Anna Marie has spent most of the last year inside her Chatham, Massachusetts home. This 68-year-old retired teacher hasn’t been able to see her kids or many friends for fear of catching COVID-19.

“It’s difficult that I can’t see my children; that’s the biggest thing. It makes me ache for better times,” Anna Marie said while standing outside of her home, which had just been dusted with a few inches of snow.

About 215,000 people live on this stretch of the peninsula year-round. Most of the residents are over age 65. Barnstable County, which encompasses all of Cape Cod, Nantucket and Martha’s Vineyard, is considered to be the oldest county per capita in all of New England. But getting the vaccine to people who live here has been a slow process, mainly because supply is much lower than health officials anticipated.

It’s left people like Anna Marie in limbo as they wait for their turn in line, “We can’t push what we can’t control, I’ve learned more patience through all of this.”

County health officials, though, are doing whatever they can to inoculate as many people over age 75 as possible. Recently, hundreds of cars lined a busy road in downtown Barnstable, with eager residents ready to get their Pfizer vaccine.

“This is what we want to do. We want to make sure the vaccine isn’t in a freezer and it’s getting into people’s arms,” explained Sean O’Brien, who serves as the director of Barnstable County Department of Health.

The problem at vaccination sites across the nation isn't demand, it's the supply.

On this day, nurses stretched 975 vials of the Pfizer vaccine into 1,300 vaccination shots. Even at that rate though, it could take 215 days to inoculate everyone who lives in this county, regardless of their age.

“Because there are so few vaccines, it’s almost a competition to get the numbers here, and that’s sad.
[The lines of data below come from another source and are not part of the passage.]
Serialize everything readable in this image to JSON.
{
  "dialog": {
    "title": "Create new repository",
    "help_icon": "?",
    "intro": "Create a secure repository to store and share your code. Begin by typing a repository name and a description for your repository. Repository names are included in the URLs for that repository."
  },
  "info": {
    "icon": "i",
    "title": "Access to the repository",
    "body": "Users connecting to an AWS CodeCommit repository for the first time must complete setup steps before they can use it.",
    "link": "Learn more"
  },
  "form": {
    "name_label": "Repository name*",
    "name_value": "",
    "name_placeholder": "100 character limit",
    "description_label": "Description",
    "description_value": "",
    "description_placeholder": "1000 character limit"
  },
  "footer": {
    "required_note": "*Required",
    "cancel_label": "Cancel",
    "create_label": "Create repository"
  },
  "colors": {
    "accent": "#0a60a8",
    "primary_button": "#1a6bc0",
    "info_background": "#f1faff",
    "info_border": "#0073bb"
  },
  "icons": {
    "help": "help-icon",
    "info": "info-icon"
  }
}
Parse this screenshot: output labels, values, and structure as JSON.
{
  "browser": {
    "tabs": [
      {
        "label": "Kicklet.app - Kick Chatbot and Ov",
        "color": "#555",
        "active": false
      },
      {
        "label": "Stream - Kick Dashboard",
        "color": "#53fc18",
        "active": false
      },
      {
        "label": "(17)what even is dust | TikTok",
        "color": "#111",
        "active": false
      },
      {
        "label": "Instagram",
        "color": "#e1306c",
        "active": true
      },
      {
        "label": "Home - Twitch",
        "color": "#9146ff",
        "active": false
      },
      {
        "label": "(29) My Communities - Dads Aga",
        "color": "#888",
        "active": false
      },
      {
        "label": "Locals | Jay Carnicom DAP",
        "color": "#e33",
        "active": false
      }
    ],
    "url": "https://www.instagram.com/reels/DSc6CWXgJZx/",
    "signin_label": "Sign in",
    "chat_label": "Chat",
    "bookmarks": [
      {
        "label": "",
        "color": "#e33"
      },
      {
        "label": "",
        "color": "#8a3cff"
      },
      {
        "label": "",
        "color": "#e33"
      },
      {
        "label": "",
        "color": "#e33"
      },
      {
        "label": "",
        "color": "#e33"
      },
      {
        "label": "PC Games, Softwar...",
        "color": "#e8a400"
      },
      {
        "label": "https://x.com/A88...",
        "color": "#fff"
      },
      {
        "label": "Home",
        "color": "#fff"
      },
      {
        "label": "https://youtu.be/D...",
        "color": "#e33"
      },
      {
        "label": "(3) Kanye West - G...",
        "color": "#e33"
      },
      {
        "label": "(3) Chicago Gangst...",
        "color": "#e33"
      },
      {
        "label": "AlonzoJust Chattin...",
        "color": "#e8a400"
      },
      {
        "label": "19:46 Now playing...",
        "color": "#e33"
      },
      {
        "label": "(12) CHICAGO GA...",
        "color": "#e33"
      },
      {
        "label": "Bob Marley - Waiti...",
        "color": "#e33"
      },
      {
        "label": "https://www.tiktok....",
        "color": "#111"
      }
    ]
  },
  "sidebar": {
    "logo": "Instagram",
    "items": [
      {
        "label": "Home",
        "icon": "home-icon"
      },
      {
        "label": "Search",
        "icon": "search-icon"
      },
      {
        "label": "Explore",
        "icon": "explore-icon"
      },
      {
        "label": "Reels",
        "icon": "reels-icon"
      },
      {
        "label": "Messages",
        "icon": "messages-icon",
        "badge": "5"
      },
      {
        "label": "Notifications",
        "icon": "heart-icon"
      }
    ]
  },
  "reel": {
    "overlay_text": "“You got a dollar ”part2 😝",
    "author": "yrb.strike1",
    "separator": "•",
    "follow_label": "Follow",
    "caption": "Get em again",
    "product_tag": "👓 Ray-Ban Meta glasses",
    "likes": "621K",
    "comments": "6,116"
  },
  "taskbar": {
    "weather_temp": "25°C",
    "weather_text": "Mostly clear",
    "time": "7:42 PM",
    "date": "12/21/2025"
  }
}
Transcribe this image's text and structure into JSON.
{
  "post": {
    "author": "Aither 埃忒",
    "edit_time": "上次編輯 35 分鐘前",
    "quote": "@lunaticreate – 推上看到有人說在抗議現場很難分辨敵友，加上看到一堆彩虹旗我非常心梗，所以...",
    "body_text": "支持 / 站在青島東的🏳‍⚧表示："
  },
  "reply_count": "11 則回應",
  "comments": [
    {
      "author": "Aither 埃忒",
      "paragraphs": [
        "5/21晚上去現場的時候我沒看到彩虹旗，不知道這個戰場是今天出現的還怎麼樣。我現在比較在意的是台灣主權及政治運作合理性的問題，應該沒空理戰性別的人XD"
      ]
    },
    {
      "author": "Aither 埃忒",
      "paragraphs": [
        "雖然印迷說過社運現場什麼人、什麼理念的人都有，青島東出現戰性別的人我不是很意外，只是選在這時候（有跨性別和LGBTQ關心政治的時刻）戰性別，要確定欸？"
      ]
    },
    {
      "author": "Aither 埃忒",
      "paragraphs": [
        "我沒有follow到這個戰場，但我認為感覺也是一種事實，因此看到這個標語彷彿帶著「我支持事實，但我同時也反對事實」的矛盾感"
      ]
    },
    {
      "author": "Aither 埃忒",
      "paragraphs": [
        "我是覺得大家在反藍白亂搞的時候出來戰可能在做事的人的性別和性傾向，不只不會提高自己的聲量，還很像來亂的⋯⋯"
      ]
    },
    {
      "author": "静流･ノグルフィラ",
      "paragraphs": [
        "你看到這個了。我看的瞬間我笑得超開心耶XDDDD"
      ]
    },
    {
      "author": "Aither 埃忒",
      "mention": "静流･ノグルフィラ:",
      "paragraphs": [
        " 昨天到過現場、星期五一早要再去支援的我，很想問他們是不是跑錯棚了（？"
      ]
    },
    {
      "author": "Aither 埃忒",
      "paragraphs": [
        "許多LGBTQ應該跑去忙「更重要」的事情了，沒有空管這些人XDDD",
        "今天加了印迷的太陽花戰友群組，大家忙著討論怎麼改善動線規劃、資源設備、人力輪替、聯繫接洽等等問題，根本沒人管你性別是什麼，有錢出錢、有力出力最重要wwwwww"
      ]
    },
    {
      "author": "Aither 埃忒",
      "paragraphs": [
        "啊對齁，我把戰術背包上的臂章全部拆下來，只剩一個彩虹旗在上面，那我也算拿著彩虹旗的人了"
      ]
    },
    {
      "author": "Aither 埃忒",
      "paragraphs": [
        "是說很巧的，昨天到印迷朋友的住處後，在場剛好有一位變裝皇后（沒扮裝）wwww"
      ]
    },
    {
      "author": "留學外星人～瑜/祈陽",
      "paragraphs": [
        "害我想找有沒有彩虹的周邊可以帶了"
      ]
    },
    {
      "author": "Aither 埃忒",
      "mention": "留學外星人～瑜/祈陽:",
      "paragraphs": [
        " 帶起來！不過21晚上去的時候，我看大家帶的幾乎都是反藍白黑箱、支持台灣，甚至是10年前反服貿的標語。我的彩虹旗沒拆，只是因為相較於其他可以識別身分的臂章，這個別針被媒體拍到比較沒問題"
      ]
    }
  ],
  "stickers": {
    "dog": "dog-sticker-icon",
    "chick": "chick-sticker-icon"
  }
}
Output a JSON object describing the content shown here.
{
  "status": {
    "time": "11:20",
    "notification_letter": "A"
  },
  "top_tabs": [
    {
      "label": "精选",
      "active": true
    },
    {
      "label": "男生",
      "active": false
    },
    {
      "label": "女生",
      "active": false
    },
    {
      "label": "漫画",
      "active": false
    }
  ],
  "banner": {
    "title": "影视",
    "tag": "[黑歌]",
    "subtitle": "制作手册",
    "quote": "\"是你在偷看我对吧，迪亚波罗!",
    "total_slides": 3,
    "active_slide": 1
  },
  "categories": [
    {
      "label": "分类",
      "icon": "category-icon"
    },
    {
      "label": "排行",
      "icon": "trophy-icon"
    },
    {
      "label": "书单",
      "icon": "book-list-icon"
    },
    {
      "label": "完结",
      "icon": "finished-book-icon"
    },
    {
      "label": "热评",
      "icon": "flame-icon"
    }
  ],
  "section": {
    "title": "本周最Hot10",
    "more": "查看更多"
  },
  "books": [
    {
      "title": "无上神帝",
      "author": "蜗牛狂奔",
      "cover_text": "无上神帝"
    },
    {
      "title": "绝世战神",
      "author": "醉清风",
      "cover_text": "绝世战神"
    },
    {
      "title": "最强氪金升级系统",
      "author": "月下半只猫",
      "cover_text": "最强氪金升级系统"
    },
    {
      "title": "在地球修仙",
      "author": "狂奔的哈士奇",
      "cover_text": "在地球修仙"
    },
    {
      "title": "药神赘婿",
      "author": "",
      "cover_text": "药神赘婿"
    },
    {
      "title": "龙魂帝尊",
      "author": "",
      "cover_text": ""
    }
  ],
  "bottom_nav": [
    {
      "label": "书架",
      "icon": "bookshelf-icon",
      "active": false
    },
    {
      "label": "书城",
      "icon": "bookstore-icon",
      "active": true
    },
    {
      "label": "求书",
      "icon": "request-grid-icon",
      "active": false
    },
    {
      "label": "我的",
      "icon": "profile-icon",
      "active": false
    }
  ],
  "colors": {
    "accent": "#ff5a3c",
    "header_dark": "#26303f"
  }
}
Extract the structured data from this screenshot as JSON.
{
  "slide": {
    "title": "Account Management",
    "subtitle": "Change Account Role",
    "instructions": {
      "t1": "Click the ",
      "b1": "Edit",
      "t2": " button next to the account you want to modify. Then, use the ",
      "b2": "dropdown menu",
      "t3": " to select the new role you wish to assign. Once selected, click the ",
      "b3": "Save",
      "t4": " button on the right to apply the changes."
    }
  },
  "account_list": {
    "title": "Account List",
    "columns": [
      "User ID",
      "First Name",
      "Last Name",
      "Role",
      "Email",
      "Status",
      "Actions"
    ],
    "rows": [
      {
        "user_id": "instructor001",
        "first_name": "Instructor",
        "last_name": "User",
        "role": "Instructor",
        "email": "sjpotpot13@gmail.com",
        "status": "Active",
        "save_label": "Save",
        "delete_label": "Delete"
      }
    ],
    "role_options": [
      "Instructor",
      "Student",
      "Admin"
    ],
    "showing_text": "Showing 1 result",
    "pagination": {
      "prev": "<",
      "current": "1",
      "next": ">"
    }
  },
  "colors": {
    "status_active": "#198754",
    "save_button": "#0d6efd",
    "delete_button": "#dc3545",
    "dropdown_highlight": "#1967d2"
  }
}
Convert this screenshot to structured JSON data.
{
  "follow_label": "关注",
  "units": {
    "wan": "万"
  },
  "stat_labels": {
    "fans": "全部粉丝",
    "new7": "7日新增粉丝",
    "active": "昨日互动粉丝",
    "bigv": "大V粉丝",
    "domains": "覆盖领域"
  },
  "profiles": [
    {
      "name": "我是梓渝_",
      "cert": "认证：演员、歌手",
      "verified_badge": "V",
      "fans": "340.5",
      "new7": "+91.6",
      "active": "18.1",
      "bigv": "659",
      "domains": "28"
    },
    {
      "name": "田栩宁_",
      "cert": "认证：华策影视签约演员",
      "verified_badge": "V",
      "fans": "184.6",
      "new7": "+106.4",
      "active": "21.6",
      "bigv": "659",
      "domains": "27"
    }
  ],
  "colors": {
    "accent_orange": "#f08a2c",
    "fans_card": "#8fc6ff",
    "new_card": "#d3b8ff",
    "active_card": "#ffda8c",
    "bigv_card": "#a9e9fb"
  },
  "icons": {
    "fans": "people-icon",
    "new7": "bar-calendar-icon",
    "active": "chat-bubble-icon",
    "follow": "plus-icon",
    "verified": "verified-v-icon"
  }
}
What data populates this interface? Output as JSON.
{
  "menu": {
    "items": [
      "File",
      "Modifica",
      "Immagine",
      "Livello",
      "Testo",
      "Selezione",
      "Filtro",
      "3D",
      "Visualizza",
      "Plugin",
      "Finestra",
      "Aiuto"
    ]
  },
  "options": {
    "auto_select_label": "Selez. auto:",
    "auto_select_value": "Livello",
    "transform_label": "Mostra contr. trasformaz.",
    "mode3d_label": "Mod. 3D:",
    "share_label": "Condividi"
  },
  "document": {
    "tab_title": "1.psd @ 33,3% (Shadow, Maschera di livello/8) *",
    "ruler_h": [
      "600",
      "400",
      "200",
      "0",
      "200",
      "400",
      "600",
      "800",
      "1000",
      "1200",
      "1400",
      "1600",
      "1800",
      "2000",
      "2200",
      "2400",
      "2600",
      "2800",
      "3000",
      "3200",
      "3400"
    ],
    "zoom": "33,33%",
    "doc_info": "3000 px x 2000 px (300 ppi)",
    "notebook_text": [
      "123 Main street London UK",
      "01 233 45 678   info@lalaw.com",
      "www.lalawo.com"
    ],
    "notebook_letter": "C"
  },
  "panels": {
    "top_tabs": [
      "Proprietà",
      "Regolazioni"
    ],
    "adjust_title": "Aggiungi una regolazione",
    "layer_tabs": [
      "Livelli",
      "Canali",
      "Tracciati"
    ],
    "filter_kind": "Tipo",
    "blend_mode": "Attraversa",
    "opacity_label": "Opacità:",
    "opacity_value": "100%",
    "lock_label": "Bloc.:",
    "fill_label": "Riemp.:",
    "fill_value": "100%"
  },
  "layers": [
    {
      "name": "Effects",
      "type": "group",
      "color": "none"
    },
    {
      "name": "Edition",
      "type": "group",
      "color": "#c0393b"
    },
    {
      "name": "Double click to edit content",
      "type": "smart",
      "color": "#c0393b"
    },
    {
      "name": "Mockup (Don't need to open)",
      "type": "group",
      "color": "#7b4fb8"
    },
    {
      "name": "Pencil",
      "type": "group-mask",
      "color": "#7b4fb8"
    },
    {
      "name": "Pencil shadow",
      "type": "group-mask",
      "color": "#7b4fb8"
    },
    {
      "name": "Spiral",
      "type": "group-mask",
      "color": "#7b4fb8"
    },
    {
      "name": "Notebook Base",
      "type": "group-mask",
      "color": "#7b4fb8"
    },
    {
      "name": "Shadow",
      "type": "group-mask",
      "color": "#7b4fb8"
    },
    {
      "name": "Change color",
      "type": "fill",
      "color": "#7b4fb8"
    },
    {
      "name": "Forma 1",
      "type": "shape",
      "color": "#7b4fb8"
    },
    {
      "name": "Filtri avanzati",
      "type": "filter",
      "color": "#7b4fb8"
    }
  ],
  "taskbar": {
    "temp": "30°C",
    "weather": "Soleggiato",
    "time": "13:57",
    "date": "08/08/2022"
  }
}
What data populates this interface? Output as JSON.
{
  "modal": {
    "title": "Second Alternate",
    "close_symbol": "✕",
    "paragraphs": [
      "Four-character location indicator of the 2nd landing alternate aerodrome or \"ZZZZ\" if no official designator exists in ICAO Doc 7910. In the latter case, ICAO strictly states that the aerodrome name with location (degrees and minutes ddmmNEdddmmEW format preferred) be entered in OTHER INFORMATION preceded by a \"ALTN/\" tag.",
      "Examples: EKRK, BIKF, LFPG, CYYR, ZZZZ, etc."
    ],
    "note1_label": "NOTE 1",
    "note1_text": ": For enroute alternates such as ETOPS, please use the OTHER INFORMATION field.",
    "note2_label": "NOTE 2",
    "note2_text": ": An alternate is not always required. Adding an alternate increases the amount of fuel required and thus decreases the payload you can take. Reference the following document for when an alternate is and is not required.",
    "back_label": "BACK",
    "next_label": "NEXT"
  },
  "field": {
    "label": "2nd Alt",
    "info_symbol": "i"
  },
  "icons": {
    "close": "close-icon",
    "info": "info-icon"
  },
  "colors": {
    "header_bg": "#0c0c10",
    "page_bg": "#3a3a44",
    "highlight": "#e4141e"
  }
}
It should be more equitable,” O’Brien said.

Transportation is also playing a major role in how quickly this nation’s over 65 population can get vaccinated. Not everyone has access to a car or a license.

Barnstable County has one of the oldest populations in the country. It ranks with retirement communities like Sumter County, Florida, where the average age is 66, and Catron County, New Mexico, where the average age is 60.

Because those age groups are at higher risk for having severe complications from COVID-19, vaccine rollout is critical.

“We have just a lot of older people down here. A lot of folks in that 65 plus age group that need to get this shot,” O’Brien added.

By the end of the day, nearly 1,300 people had received their COVID-19 vaccine, a small percentage of the population who calls Cape Cod home. But Sean O’Brien and other public health officials here are on a mission to make sure no vaccination shot is wasted.

“With a lack of vaccine, we know people want it but we’re just asking for patience.”